[EXTRACTED MATERIAL — start]
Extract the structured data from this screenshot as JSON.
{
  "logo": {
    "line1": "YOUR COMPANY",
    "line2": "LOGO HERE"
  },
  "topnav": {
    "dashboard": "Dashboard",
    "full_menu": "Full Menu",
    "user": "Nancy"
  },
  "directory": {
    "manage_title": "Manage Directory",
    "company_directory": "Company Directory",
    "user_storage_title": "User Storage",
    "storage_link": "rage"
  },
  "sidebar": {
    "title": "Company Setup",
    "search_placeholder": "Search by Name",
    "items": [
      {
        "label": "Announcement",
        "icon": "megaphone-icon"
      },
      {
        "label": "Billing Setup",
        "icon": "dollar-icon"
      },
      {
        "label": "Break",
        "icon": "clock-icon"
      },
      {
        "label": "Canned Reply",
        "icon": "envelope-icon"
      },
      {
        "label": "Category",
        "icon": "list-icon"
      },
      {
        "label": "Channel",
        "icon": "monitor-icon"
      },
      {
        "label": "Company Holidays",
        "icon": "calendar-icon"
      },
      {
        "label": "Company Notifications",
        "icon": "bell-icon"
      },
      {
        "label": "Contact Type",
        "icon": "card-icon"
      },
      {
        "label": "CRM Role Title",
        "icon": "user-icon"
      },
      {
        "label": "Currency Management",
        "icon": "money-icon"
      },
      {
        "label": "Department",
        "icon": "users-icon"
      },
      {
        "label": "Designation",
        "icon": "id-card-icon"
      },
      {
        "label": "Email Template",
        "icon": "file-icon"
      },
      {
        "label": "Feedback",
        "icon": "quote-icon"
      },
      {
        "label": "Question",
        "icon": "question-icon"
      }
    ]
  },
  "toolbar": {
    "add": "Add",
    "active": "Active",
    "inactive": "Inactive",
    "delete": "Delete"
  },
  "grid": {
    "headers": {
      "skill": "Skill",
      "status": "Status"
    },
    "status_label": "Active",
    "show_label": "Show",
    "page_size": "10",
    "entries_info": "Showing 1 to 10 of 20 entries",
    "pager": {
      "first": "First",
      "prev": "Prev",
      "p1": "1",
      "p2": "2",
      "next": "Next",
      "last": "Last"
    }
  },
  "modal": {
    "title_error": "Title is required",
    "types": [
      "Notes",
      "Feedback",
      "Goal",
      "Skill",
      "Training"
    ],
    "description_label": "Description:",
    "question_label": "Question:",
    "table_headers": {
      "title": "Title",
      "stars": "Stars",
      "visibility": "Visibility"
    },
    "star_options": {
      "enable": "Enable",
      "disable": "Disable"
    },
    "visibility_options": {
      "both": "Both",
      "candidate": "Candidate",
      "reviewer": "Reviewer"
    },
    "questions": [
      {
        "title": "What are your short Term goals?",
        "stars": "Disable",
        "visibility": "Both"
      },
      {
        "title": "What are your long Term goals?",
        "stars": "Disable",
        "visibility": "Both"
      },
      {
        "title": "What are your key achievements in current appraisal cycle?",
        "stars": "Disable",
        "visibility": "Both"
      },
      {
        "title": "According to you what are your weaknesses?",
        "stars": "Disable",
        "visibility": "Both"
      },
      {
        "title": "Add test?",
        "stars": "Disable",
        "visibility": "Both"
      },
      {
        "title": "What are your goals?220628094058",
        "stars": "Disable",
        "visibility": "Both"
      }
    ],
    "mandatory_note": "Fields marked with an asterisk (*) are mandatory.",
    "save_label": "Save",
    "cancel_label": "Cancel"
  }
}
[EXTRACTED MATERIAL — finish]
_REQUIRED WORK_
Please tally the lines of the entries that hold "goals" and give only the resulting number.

_YOUR RESPONSE_
3